July 3, 2013
Effective Public Relations Strategies for the Declaration of Independence
This week, it’s fun to ask yourself a public relations question as you reflect on the events surrounding the birth of our country: What would John Hancock do today?
It’s both amusing and enlightening to consider how our nation’s forefathers would have shared the message about the Declaration of Independence if they were signing it today. Let’s look at the steps John Hancock and friends took as they worked to share the news, and how it might have looked if they had access to today’s top PR firm tools.
Actual events that took place: On July 4, 1776, the Declaration of Independence is officially approved early in the day. A fellow named John Dunlap carries out the diligent work of printing two dozen copies, including one copy for George Washington himself. These became known by the informative and memorable name “Dunlap Broadsides.” The next day, John Hancock has copies of Dunlap’s Broadsides sent to the Delaware and New Jersey legislatures. By July 6, a version of the Broadsides has become big news in the Pennsylvania Evening Post. Three days pass, and then Washington sends the order to have the full Declaration shared out loud in New York for the army.

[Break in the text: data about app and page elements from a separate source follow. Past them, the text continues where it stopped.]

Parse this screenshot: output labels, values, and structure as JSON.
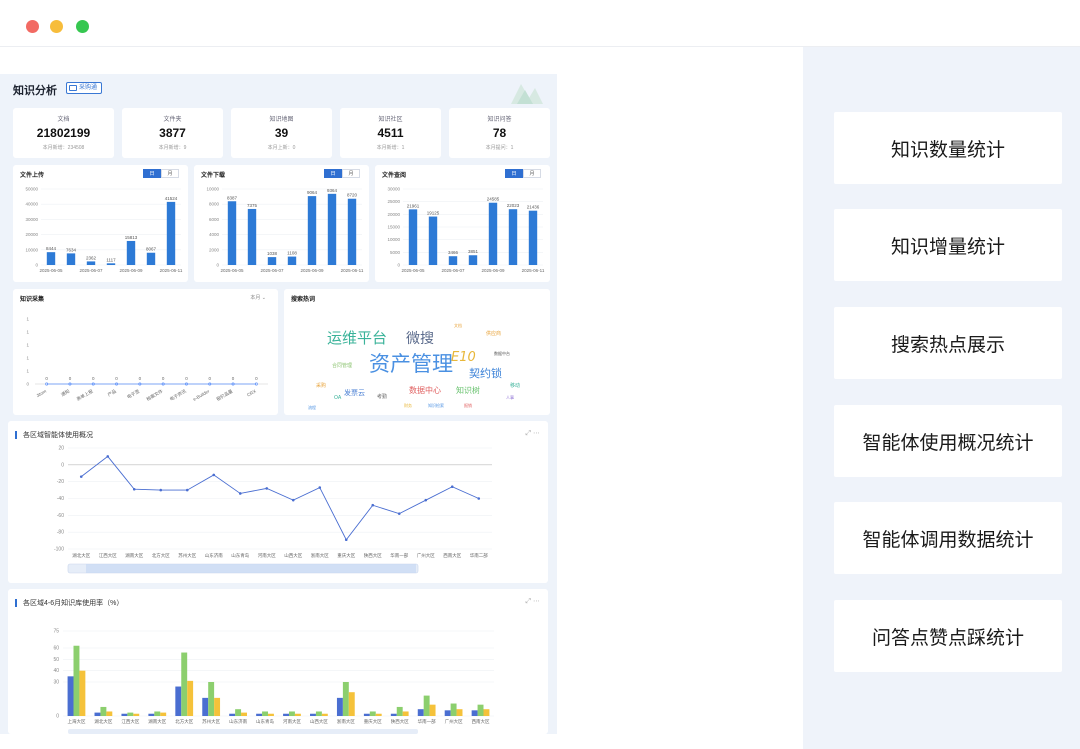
{
  "dashboard": {
    "title": "知识分析",
    "badge": "采购通",
    "stats": [
      {
        "label": "文档",
        "value": "21802199",
        "sub": "本月新增：234508"
      },
      {
        "label": "文件夹",
        "value": "3877",
        "sub": "本月新增：9"
      },
      {
        "label": "知识地图",
        "value": "39",
        "sub": "本月上新：0"
      },
      {
        "label": "知识社区",
        "value": "4511",
        "sub": "本月新增：1"
      },
      {
        "label": "知识问答",
        "value": "78",
        "sub": "本月提问：1"
      }
    ],
    "toggle": [
      "日",
      "月"
    ],
    "upload": {
      "title": "文件上传"
    },
    "download": {
      "title": "文件下载"
    },
    "query": {
      "title": "文件查阅"
    },
    "collect": {
      "title": "知识采集",
      "dropdown": "本月"
    },
    "hot": {
      "title": "搜索热词"
    },
    "agent": {
      "title": "各区域智能体使用概况"
    },
    "kb": {
      "title": "各区域4-6月知识库使用率（%）"
    },
    "wordcloud": [
      {
        "text": "运维平台",
        "color": "#3bb39a"
      },
      {
        "text": "微搜",
        "color": "#5b6b8c"
      },
      {
        "text": "E10",
        "color": "#e8b73a"
      },
      {
        "text": "资产管理",
        "color": "#4a90e2"
      },
      {
        "text": "契约锁",
        "color": "#3b82d8"
      },
      {
        "text": "数据中心",
        "color": "#e06060"
      },
      {
        "text": "知识树",
        "color": "#68c26e"
      },
      {
        "text": "发票云",
        "color": "#4a7fd4"
      },
      {
        "text": "合同管理",
        "color": "#8ac26e"
      },
      {
        "text": "供应商",
        "color": "#e8a33a"
      },
      {
        "text": "数据中台",
        "color": "#555"
      },
      {
        "text": "考勤",
        "color": "#666"
      },
      {
        "text": "采购",
        "color": "#e8a33a"
      },
      {
        "text": "OA",
        "color": "#3bb39a"
      },
      {
        "text": "人事",
        "color": "#8c6fd4"
      },
      {
        "text": "财务",
        "color": "#e8b73a"
      },
      {
        "text": "知识检索",
        "color": "#4a90e2"
      },
      {
        "text": "报销",
        "color": "#e06060"
      },
      {
        "text": "流程",
        "color": "#4a90e2"
      },
      {
        "text": "移动",
        "color": "#3bb39a"
      },
      {
        "text": "文档",
        "color": "#e8a33a"
      }
    ]
  },
  "features": [
    "知识数量统计",
    "知识增量统计",
    "搜索热点展示",
    "智能体使用概况统计",
    "智能体调用数据统计",
    "问答点赞点踩统计"
  ],
  "chart_data": [
    {
      "type": "bar",
      "title": "文件上传",
      "categories": [
        "2025-06-05",
        "2025-06-06",
        "2025-06-07",
        "2025-06-08",
        "2025-06-09",
        "2025-06-10",
        "2025-06-11"
      ],
      "xticks": [
        "2025-06-05",
        "2025-06-07",
        "2025-06-09",
        "2025-06-11"
      ],
      "values": [
        8444,
        7634,
        2362,
        1117,
        15813,
        8067,
        41524
      ],
      "ylim": [
        0,
        50000
      ],
      "yticks": [
        0,
        10000,
        20000,
        30000,
        40000,
        50000
      ],
      "color": "#2d7ad6"
    },
    {
      "type": "bar",
      "title": "文件下载",
      "categories": [
        "2025-06-05",
        "2025-06-06",
        "2025-06-07",
        "2025-06-08",
        "2025-06-09",
        "2025-06-10",
        "2025-06-11"
      ],
      "xticks": [
        "2025-06-05",
        "2025-06-07",
        "2025-06-09",
        "2025-06-11"
      ],
      "values": [
        8387,
        7375,
        1038,
        1108,
        9064,
        9364,
        8720
      ],
      "ylim": [
        0,
        10000
      ],
      "yticks": [
        0,
        2000,
        4000,
        6000,
        8000,
        10000
      ],
      "color": "#2d7ad6"
    },
    {
      "type": "bar",
      "title": "文件查阅",
      "categories": [
        "2025-06-05",
        "2025-06-06",
        "2025-06-07",
        "2025-06-08",
        "2025-06-09",
        "2025-06-10",
        "2025-06-11"
      ],
      "xticks": [
        "2025-06-05",
        "2025-06-07",
        "2025-06-09",
        "2025-06-11"
      ],
      "values": [
        21961,
        19125,
        3466,
        3851,
        24585,
        22023,
        21436
      ],
      "ylim": [
        0,
        30000
      ],
      "yticks": [
        0,
        5000,
        10000,
        15000,
        20000,
        25000,
        30000
      ],
      "color": "#2d7ad6"
    },
    {
      "type": "line",
      "title": "知识采集",
      "categories": [
        "Jitom",
        "通知",
        "表单上报",
        "产品",
        "电子签",
        "档案文件",
        "电子资讯",
        "e-Builder",
        "报价品量",
        "CRX"
      ],
      "values": [
        0,
        0,
        0,
        0,
        0,
        0,
        0,
        0,
        0,
        0
      ],
      "ylim": [
        0,
        1
      ],
      "yticks": [
        "0",
        "1",
        "1",
        "1",
        "1",
        "1"
      ],
      "color": "#5b8ff9"
    },
    {
      "type": "line",
      "title": "各区域智能体使用概况",
      "categories": [
        "湖北大区",
        "江西大区",
        "湖南大区",
        "北方大区",
        "苏州大区",
        "山东济南",
        "山东青岛",
        "河南大区",
        "山西大区",
        "浙南大区",
        "重庆大区",
        "陕西大区",
        "华南一部",
        "广州大区",
        "西南大区",
        "华南二部"
      ],
      "values": [
        -14,
        10,
        -29,
        -30,
        -30,
        -12,
        -34,
        -28,
        -42,
        -27,
        -89,
        -48,
        -58,
        -42,
        -26,
        -40
      ],
      "ylim": [
        -100,
        20
      ],
      "yticks": [
        20,
        0,
        -20,
        -40,
        -60,
        -80,
        -100
      ],
      "color": "#4a6ed1"
    },
    {
      "type": "bar",
      "title": "各区域4-6月知识库使用率（%）",
      "categories": [
        "上海大区",
        "湖北大区",
        "江西大区",
        "湖南大区",
        "北方大区",
        "苏州大区",
        "山东济南",
        "山东青岛",
        "河南大区",
        "山西大区",
        "浙南大区",
        "重庆大区",
        "陕西大区",
        "华南一部",
        "广州大区",
        "西南大区"
      ],
      "series": [
        {
          "name": "4月",
          "values": [
            35,
            3,
            2,
            2,
            26,
            16,
            2,
            2,
            2,
            2,
            16,
            2,
            2,
            6,
            5,
            5
          ],
          "color": "#4a6ed1"
        },
        {
          "name": "5月",
          "values": [
            62,
            8,
            3,
            4,
            56,
            30,
            6,
            4,
            4,
            4,
            30,
            4,
            8,
            18,
            11,
            10
          ],
          "color": "#8ccf6e"
        },
        {
          "name": "6月",
          "values": [
            40,
            4,
            2,
            3,
            31,
            16,
            3,
            2,
            2,
            2,
            21,
            2,
            4,
            10,
            6,
            6
          ],
          "color": "#f5c23a"
        }
      ],
      "ylim": [
        0,
        75
      ],
      "yticks": [
        0,
        30,
        40,
        50,
        60,
        75
      ]
    }
  ]
}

What could happen today with PR tools: The Declaration is officially adopted in Philadelphia. (Most of the necessary leaders are there in person, and a few are there via Google Places on tablets placed at the conference room table). John Hancock immediately shares the Declaration with key contacts at the Delaware and New Jersey legislatures using Google Drive. He then sends an official news release to the Pennsylvania Evening Post via email, who places the story on its website, sends alerts via social media channels, including their 46,425 followers, text messages and app subscribers. The news story appears on the front page of the next morning’s print edition. Washington’s PR firm creates a YouTube video announcement of him personally reading the Declaration, and then sends the link from Facebook to the entire army in New York. They share the video with their friends and family. It instantly becomes viral. The document retains its official name the Declaration of Independence – because it’s catchier than the Dunlap Broadsides, and it communicates more clearly to the audience what the document is actually about.

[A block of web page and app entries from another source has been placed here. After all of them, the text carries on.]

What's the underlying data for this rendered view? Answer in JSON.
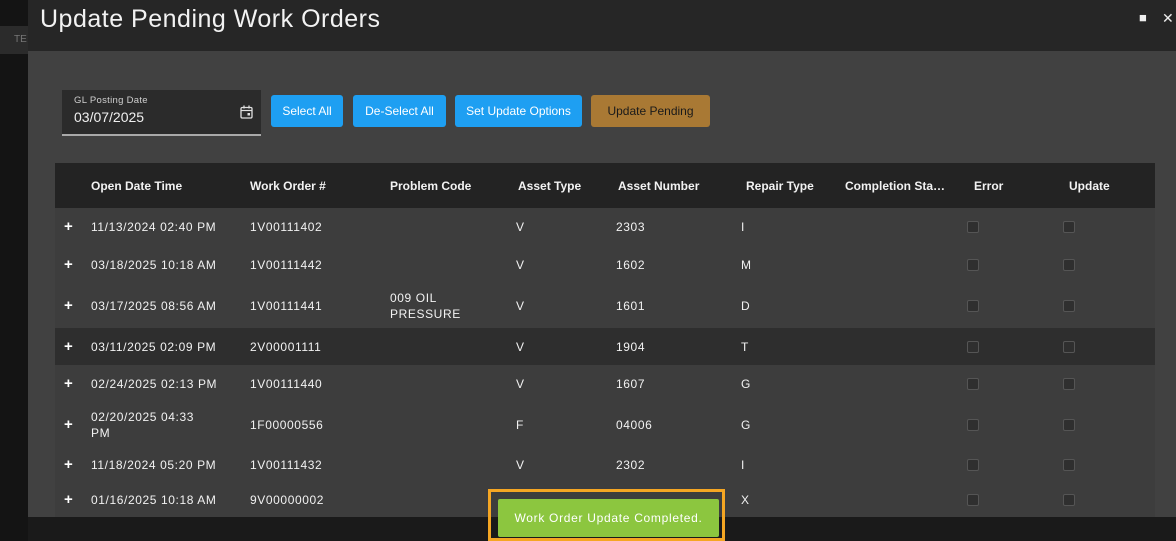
{
  "background": {
    "tab_label": "TE"
  },
  "dialog": {
    "title": "Update Pending Work Orders",
    "maximize_icon": "square-icon",
    "close_icon": "close-icon"
  },
  "toolbar": {
    "date_label": "GL Posting Date",
    "date_value": "03/07/2025",
    "calendar_icon": "calendar-icon",
    "select_all": "Select All",
    "deselect_all": "De-Select All",
    "set_update_options": "Set Update Options",
    "update_pending": "Update Pending"
  },
  "table": {
    "columns": [
      "Open Date Time",
      "Work Order #",
      "Problem Code",
      "Asset Type",
      "Asset Number",
      "Repair Type",
      "Completion Sta…",
      "Error",
      "Update"
    ],
    "rows": [
      {
        "open": "11/13/2024 02:40 PM",
        "wo": "1V00111402",
        "problem": "",
        "asset_type": "V",
        "asset_number": "2303",
        "repair": "I",
        "completion": ""
      },
      {
        "open": "03/18/2025 10:18 AM",
        "wo": "1V00111442",
        "problem": "",
        "asset_type": "V",
        "asset_number": "1602",
        "repair": "M",
        "completion": ""
      },
      {
        "open": "03/17/2025 08:56 AM",
        "wo": "1V00111441",
        "problem": "009 OIL\nPRESSURE",
        "asset_type": "V",
        "asset_number": "1601",
        "repair": "D",
        "completion": ""
      },
      {
        "open": "03/11/2025 02:09 PM",
        "wo": "2V00001111",
        "problem": "",
        "asset_type": "V",
        "asset_number": "1904",
        "repair": "T",
        "completion": ""
      },
      {
        "open": "02/24/2025 02:13 PM",
        "wo": "1V00111440",
        "problem": "",
        "asset_type": "V",
        "asset_number": "1607",
        "repair": "G",
        "completion": ""
      },
      {
        "open": "02/20/2025 04:33\nPM",
        "wo": "1F00000556",
        "problem": "",
        "asset_type": "F",
        "asset_number": "04006",
        "repair": "G",
        "completion": ""
      },
      {
        "open": "11/18/2024 05:20 PM",
        "wo": "1V00111432",
        "problem": "",
        "asset_type": "V",
        "asset_number": "2302",
        "repair": "I",
        "completion": ""
      },
      {
        "open": "01/16/2025 10:18 AM",
        "wo": "9V00000002",
        "problem": "",
        "asset_type": "",
        "asset_number": "",
        "repair": "X",
        "completion": ""
      }
    ],
    "expand_symbol": "+"
  },
  "toast": {
    "message": "Work Order Update Completed."
  }
}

During the three-day lull, John Hancock makes the PR pitch to Time magazine and the NY Times, successfully arranging an interview for Washington with both. He also arranges media events at seven key eastern cities, booking a three-day media tour for George Washington with solidly-crafted key message points. Washington is the official spokesperson of the Declaration of Independence and invests in spokesperson training with his strategic public relations firm partner.
What else actually happened? On July 19, 1776, Congress tells its members to begin inscribing (formally signing) the Declaration document. Just a few weeks later, on Aug. 2, the delegates pick up their quill pens to add their signatures. Meanwhile, a significant portion of the British army lands at New York. By mid-January 1777, all the signed copies have been painstakingly printed and sent to each state for their records.

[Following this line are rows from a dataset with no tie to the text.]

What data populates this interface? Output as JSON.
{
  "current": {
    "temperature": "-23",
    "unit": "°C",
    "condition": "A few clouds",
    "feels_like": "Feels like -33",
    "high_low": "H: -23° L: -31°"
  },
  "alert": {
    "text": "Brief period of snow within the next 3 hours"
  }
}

What PR tools could accomplish today: On July 19, 1776, Congress makes an official announcement on the news portion of their website and through their social media strategy that the official signing has begun. (In this case, e-signatures are not accepted). Ceremonial images and video of the signatures taking place are shared daily with social media audiences to build a rapid PR buzz. A media conference is arranged for the final signatures, giving key interview opportunities with Congress and delegates. The public news conference is streamed online. A simultaneous PR pitch is made to major news outlets and magazines outlining an insider’s “who’s who” of Declaration signers, and several major outlets run the story. (Meanwhile, a crisis PR message is being crafted by key persons of the British army along with a crisis communications firm’s plan).
Seeking to enhance the story with a new angle, a PR agency crafts a message about the mystery of what may be printed on the backside of the Declaration itself. Later Hollywood creates a hit movie with Nicolas Cage. (In reality, what’s on the back of the document is just a basic handwritten label). This mystery angle allows additional interviews with Washington that continue to convey the true meaning and awesome significance of this document.